YOUR ASSIGNMENT = Copy out every line of the records in which "educativa" can be found.
------ EXCERPTED DATA
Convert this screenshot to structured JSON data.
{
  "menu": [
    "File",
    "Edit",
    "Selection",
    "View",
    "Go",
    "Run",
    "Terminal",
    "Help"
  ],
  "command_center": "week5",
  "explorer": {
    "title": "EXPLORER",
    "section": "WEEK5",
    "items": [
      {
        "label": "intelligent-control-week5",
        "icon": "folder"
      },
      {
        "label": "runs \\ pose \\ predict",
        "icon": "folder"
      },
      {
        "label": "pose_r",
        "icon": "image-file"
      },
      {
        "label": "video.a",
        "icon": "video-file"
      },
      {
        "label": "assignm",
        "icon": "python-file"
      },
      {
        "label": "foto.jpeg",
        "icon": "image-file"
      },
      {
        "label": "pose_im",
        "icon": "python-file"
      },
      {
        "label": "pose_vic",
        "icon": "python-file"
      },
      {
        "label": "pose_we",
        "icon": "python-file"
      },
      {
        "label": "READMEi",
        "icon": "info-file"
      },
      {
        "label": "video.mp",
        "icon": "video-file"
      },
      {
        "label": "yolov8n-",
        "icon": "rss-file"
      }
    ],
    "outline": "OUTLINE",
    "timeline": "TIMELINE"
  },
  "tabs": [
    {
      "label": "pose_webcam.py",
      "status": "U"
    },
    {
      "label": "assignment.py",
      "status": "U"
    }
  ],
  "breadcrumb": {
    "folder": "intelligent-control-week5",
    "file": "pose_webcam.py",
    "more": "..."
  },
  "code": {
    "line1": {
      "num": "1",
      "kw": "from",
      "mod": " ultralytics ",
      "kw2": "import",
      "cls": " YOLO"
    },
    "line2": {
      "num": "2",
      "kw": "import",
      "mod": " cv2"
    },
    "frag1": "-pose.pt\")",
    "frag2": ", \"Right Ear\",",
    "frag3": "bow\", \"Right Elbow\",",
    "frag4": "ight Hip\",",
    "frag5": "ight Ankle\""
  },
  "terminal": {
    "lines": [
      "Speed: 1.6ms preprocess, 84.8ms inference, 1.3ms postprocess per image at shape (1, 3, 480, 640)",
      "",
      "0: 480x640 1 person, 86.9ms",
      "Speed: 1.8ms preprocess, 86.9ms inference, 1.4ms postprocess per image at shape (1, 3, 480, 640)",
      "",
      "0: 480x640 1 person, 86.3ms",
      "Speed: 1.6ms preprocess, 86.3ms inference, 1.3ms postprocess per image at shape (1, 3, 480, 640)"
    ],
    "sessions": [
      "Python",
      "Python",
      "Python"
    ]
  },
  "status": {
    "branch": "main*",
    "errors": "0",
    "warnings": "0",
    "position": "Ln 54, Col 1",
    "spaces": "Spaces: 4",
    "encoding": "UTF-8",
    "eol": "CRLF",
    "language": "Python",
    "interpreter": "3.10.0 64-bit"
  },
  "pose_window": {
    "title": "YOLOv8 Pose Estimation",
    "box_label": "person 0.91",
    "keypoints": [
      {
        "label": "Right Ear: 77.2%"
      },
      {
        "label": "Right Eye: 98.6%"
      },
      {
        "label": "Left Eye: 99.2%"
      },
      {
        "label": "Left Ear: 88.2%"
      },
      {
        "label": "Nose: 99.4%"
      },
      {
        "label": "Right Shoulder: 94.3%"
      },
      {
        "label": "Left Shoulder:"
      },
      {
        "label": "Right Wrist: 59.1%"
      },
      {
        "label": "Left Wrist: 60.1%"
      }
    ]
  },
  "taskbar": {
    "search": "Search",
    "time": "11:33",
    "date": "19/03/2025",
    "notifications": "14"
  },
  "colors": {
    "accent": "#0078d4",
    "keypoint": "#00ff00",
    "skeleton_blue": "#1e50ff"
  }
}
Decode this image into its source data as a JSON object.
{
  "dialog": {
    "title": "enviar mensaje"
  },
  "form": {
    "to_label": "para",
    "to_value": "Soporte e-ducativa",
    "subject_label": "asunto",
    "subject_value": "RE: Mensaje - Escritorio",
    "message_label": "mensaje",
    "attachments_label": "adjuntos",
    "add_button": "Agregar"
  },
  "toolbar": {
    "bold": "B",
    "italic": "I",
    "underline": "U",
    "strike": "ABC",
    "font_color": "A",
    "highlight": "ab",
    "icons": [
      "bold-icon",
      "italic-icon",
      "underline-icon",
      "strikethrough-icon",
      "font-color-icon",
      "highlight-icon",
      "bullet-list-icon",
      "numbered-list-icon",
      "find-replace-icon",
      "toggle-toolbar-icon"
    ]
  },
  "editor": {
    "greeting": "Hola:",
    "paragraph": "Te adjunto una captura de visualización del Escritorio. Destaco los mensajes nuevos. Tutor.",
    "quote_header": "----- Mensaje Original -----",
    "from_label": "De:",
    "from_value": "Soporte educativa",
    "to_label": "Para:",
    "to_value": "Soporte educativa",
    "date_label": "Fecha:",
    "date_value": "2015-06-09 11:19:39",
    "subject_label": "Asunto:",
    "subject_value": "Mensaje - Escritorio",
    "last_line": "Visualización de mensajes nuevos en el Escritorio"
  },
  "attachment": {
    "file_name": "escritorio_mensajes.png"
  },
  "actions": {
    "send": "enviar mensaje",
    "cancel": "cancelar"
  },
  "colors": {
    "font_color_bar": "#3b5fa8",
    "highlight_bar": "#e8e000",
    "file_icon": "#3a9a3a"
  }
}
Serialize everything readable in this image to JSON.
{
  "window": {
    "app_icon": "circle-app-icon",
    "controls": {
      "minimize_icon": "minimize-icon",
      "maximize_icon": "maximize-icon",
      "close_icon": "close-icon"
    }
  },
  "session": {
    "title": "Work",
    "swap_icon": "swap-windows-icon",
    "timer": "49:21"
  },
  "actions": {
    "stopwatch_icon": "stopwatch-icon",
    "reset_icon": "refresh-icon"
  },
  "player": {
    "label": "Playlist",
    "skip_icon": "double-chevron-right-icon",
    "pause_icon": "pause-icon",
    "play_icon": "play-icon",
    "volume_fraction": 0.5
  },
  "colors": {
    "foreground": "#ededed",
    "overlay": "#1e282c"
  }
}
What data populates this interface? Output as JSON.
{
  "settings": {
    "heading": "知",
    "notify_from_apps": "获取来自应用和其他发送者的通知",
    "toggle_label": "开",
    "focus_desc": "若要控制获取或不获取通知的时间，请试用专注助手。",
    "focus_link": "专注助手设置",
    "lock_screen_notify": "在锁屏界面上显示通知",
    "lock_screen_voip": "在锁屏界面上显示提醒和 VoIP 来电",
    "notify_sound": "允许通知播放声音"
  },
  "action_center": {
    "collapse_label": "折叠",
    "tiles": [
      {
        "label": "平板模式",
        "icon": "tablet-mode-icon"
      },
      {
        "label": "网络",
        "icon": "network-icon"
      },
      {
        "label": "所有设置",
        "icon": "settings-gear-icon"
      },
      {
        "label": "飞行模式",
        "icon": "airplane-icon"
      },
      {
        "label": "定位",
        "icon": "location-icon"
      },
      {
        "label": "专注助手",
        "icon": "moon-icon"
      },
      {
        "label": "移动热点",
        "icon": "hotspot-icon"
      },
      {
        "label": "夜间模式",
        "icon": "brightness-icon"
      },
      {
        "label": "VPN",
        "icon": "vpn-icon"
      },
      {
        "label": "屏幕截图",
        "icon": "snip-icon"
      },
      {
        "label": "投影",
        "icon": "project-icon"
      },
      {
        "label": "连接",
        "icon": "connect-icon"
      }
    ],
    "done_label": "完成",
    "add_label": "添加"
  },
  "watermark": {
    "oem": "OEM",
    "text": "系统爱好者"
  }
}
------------
WRITTEN SOLUTION =
    "from_value": "Soporte educativa",
    "to_value": "Soporte educativa",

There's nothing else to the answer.